*** Opening Data records ***

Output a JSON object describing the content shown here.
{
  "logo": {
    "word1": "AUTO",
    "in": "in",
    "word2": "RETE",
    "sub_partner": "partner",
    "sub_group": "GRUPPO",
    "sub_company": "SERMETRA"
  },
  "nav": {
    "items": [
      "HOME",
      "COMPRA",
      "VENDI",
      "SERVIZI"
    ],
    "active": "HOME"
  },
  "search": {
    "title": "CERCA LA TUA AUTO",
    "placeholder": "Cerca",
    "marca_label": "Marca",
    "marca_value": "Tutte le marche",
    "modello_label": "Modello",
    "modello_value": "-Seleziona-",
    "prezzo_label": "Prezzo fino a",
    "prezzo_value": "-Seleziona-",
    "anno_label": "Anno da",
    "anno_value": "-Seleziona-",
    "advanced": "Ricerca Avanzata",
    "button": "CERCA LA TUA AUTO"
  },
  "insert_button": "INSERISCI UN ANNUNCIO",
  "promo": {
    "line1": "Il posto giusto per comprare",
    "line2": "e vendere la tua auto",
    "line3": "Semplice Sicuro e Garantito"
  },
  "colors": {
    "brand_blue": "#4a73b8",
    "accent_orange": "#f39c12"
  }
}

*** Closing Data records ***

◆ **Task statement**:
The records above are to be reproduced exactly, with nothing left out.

◆ **Written reply**:
Output a JSON object describing the content shown here.
{
  "logo": {
    "word1": "AUTO",
    "in": "in",
    "word2": "RETE",
    "sub_partner": "partner",
    "sub_group": "GRUPPO",
    "sub_company": "SERMETRA"
  },
  "nav": {
    "items": [
      "HOME",
      "COMPRA",
      "VENDI",
      "SERVIZI"
    ],
    "active": "HOME"
  },
  "search": {
    "title": "CERCA LA TUA AUTO",
    "placeholder": "Cerca",
    "marca_label": "Marca",
    "marca_value": "Tutte le marche",
    "modello_label": "Modello",
    "modello_value": "-Seleziona-",
    "prezzo_label": "Prezzo fino a",
    "prezzo_value": "-Seleziona-",
    "anno_label": "Anno da",
    "anno_value": "-Seleziona-",
    "advanced": "Ricerca Avanzata",
    "button": "CERCA LA TUA AUTO"
  },
  "insert_button": "INSERISCI UN ANNUNCIO",
  "promo": {
    "line1": "Il posto giusto per comprare",
    "line2": "e vendere la tua auto",
    "line3": "Semplice Sicuro e Garantito"
  },
  "colors": {
    "brand_blue": "#4a73b8",
    "accent_orange": "#f39c12"
  }
}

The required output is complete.